Format

Send to

Choose Destination
JACC Cardiovasc Interv. 2016 Jun 13;9(11):1178-87. doi: 10.1016/j.jcin.2016.02.051.

Bioresorbable Everolimus-Eluting Vascular Scaffold for Patients With Peripheral Artery Disease (ESPRIT I): 2-Year Clinical and Imaging Results.

Author information

1
Cardiovascular and Interventional Radiology Department, Medical University Vienna, Vienna, Austria. Electronic address: jlammer@gmx.at.
2
Department of Vascular Surgery, Sint-Blasius Hospital, Dendermonde, Belgium.
3
Department of Interventional Angiology, University Leipzig, Leipzig, Germany.
4
Department of Angiology, Universitaets-Herzzentrum Freiburg-Bad Krozingen, Bad Krozingen, Germany.
5
Cardiovascular and Interventional Radiology Department, Medical University Vienna, Vienna, Austria.
6
Vaatcentrum, Oost Limburg Ziekenhuis, Genk, Belgium.
7
Department of General Interventional Cardiology, Clinique Pasteur, Toulouse, France.
8
Department of Vascular Surgery, Ghent University Hospital, Gent, Belgium.
9
Beth Israel Deaconess Medical Center, Boston, Massachusetts.
10
Abbott Vascular, Santa Clara, California.
11
Vascular Ultrasound Core Laboratory, Massachusetts General Hospital, Boston, Massachusetts.

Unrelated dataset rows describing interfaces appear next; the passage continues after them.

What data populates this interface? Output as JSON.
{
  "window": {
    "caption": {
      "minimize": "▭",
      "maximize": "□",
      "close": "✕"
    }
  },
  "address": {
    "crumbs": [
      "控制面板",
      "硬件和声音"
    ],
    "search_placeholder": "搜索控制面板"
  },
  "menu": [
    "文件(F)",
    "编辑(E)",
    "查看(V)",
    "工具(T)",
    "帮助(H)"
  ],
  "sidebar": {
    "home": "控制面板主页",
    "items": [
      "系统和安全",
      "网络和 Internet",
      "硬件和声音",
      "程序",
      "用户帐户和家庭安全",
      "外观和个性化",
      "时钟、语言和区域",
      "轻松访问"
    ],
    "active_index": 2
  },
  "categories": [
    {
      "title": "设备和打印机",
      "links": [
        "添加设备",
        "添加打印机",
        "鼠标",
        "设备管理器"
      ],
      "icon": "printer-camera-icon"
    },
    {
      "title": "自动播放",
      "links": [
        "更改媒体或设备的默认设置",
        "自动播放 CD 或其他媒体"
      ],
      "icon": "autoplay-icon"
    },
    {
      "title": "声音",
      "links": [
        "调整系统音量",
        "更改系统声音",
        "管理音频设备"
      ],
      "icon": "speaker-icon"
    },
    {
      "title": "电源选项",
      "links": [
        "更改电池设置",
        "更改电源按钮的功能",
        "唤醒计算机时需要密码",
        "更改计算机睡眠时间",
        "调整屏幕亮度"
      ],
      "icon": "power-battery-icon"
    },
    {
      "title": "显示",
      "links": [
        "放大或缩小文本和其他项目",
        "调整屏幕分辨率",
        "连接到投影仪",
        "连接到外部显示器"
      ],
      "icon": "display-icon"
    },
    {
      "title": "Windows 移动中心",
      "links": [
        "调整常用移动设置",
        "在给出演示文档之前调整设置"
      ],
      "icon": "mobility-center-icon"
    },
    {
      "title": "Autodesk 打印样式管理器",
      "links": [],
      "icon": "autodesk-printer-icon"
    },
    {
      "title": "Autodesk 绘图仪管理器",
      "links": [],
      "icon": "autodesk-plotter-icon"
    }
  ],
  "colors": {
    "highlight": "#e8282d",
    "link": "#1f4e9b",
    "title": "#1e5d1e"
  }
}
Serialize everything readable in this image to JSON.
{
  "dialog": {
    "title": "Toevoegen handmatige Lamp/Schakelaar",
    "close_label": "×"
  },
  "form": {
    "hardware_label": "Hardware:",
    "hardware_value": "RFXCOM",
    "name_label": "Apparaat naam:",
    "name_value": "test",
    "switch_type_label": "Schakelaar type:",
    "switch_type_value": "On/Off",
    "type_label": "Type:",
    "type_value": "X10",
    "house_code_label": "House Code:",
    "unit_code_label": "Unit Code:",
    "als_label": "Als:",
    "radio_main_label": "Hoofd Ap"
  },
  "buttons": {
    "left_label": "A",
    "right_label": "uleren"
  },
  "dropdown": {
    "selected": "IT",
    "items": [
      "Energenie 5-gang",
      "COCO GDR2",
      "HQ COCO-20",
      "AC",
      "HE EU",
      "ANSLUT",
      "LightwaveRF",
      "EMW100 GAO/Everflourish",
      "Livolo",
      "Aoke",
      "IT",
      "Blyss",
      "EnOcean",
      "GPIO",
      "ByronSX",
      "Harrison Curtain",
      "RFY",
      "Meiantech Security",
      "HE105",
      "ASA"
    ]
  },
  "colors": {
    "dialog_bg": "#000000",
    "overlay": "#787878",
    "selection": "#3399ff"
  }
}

Abstract

OBJECTIVES:

This is the first-in-human study of a drug-eluting bioresorbable vascular scaffold (BVS) for treatment of peripheral artery disease (PAD) involving the external iliac artery (EIA) and superficial femoral artery (SFA).

BACKGROUND:

Drug-eluting BVS has shown promise in coronary arteries.

METHODS:

The ESPRIT BVS system is a device-drug combination consisting of an everolimus-eluting poly-l-lactide scaffold. Safety and performance were evaluated in 35 subjects with symptomatic claudication.

RESULTS:

Lesions were located in the SFA (88.6%) and EIA (11.4%). Mean lesion length was 35.7 ± 16.0 mm. The study device was successfully deployed in 100% of cases, without recoil. Procedure-related minor complications were observed in 3 patients (groin hematoma, dissection). Within 2 years there was 1 unrelated death, but no patients in this cohort had an amputation. At 1 and 2 years, the binary restenosis rates were 12.1% and 16.1%, respectively, and target lesion revascularization was performed in 3 of 34 patients (8.8%) and 4 of 32 patients (11.8%), respectively. The ankle brachial index 0.75 ± 0.14 improved from pre-procedure to 0.96 ± 0.16 at 2 years' follow-up. At 2 years, 71.0% of the patients were Rutherford-Becker 0, and 93.5% achieved a maximum walking distance of 1,500 feet.

CONCLUSIONS:

The safety of the ESPRIT BVS was demonstrated with no procedure or device-related deaths or amputations within 2 years. The low occurrence of revascularizations was consistent with duplex-ultrasonography showing sustained patency at 2-years. (A Clinical Evaluation of the Abbott Vascular ESPRIT BVS [Bioresorbable Vascular Scaffold] System [ESPRIT I]; NCT01468974).

KEYWORDS:

bioresorbable vascular scaffold; drug-eluting stent(s); femoropopliteal artery; peripheral artery disease; poly-l-lactide

PMID:
27282601
DOI:
10.1016/j.jcin.2016.02.051
[Indexed for MEDLINE]
Free full text

Supplemental Content

Full text links

Icon for Elsevier Science
Loading ...
Support Center